▶ _EXERCISE BRIEF_: Which lines below hold the word "type"? Report each one.

▶ _THE DATA_:
[Start of section]

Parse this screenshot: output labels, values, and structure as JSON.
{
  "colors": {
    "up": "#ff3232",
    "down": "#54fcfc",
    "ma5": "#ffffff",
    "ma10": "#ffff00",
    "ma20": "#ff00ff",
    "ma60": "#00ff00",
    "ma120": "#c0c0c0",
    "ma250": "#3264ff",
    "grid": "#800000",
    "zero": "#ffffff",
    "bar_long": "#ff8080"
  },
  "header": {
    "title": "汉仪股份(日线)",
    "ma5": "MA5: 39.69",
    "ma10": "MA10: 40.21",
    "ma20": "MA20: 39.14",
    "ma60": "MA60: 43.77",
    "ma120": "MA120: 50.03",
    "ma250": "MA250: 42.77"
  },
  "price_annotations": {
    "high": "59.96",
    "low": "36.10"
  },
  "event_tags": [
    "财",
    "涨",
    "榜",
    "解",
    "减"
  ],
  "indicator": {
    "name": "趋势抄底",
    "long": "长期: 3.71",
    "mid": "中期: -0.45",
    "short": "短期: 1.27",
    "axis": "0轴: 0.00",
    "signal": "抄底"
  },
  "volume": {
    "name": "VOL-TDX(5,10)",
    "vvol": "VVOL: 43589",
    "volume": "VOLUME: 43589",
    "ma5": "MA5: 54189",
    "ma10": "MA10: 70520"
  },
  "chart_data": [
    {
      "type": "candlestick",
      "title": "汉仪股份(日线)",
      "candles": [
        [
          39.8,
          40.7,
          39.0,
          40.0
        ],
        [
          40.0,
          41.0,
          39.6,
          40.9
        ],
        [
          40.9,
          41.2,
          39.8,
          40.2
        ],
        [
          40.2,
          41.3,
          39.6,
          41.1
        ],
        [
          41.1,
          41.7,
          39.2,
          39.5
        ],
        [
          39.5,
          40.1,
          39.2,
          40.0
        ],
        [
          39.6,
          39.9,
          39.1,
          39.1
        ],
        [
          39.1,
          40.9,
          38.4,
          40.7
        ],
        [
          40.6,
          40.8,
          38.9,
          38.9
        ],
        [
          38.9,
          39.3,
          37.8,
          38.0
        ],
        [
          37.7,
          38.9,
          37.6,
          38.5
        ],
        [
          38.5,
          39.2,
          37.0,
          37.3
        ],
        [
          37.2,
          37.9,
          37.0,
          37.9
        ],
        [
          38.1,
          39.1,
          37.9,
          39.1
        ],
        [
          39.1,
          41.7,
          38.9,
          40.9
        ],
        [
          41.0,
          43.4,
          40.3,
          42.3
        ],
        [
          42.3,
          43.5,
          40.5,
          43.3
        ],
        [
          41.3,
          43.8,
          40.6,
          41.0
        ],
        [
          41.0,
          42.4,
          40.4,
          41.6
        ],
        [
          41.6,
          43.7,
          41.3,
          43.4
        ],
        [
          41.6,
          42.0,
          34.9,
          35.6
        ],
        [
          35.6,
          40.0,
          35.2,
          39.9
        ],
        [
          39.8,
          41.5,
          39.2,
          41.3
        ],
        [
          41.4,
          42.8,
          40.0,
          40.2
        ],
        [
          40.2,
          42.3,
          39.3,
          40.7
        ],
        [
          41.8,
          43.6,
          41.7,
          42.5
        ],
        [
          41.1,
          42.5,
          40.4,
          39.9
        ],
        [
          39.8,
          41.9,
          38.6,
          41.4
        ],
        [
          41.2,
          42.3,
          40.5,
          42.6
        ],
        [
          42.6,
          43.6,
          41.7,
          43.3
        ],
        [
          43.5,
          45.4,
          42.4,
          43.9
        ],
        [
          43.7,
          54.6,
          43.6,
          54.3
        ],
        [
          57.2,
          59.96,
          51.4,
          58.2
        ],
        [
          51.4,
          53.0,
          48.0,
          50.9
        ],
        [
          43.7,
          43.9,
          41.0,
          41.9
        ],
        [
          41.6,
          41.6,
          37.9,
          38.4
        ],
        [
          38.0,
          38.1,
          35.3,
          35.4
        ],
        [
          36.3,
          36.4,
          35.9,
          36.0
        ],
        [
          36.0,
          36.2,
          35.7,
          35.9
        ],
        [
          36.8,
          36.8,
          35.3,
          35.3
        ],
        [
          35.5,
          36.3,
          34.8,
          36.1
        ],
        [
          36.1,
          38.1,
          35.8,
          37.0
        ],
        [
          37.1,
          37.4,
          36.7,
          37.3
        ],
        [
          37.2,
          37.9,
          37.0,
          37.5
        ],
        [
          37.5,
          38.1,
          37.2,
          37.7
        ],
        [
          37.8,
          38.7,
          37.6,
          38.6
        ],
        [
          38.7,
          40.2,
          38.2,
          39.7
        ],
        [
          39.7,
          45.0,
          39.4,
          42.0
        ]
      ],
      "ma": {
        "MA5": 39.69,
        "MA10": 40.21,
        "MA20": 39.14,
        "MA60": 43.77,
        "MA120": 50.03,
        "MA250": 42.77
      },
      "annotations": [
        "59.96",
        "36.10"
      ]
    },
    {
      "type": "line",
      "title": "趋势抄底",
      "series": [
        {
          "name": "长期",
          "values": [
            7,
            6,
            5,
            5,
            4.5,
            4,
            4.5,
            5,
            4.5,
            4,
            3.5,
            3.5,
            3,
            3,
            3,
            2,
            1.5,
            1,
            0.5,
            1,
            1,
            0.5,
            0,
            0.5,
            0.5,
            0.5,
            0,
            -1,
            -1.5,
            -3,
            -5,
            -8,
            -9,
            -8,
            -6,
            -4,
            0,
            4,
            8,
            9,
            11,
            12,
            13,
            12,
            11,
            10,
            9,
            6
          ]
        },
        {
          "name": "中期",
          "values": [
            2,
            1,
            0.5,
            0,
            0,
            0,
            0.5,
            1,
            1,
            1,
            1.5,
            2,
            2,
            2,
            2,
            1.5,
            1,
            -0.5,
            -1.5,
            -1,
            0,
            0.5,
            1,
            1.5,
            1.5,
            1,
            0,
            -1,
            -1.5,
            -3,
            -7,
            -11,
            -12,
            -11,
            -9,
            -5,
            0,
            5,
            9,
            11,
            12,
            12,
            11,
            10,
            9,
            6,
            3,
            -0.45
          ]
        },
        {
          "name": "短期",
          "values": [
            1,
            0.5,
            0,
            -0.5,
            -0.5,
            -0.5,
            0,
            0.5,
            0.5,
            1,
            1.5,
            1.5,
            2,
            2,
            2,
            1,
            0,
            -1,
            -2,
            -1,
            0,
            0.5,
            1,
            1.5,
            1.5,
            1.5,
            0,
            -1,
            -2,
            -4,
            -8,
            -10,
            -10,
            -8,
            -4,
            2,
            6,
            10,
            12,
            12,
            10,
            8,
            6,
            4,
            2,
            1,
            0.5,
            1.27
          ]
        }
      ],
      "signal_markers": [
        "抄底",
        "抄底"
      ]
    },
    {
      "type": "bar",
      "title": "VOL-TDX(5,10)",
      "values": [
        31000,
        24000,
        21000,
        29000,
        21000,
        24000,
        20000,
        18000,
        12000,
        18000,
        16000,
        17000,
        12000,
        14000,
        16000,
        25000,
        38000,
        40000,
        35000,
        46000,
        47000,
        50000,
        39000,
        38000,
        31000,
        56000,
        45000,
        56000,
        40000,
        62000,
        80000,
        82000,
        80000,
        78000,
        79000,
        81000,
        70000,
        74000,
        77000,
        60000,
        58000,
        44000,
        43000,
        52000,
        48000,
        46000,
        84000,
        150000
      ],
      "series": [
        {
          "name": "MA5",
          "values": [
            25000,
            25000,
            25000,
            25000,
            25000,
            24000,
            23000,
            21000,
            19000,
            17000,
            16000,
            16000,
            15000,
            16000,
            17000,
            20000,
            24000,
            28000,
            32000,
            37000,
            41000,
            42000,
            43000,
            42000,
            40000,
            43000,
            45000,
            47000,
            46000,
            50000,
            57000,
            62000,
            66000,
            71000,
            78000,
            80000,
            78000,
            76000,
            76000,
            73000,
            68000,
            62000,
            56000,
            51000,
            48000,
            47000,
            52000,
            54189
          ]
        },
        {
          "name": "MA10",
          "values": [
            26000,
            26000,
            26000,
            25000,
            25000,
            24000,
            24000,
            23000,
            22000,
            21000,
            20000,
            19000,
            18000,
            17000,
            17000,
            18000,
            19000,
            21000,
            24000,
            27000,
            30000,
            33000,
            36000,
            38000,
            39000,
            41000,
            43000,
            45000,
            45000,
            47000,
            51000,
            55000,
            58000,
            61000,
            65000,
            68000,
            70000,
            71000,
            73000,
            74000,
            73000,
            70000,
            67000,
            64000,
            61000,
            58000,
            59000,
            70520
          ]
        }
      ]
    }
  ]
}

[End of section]

▶ _WRITTEN SOLUTION_:
      "type": "candlestick",
      "type": "line",
      "type": "bar",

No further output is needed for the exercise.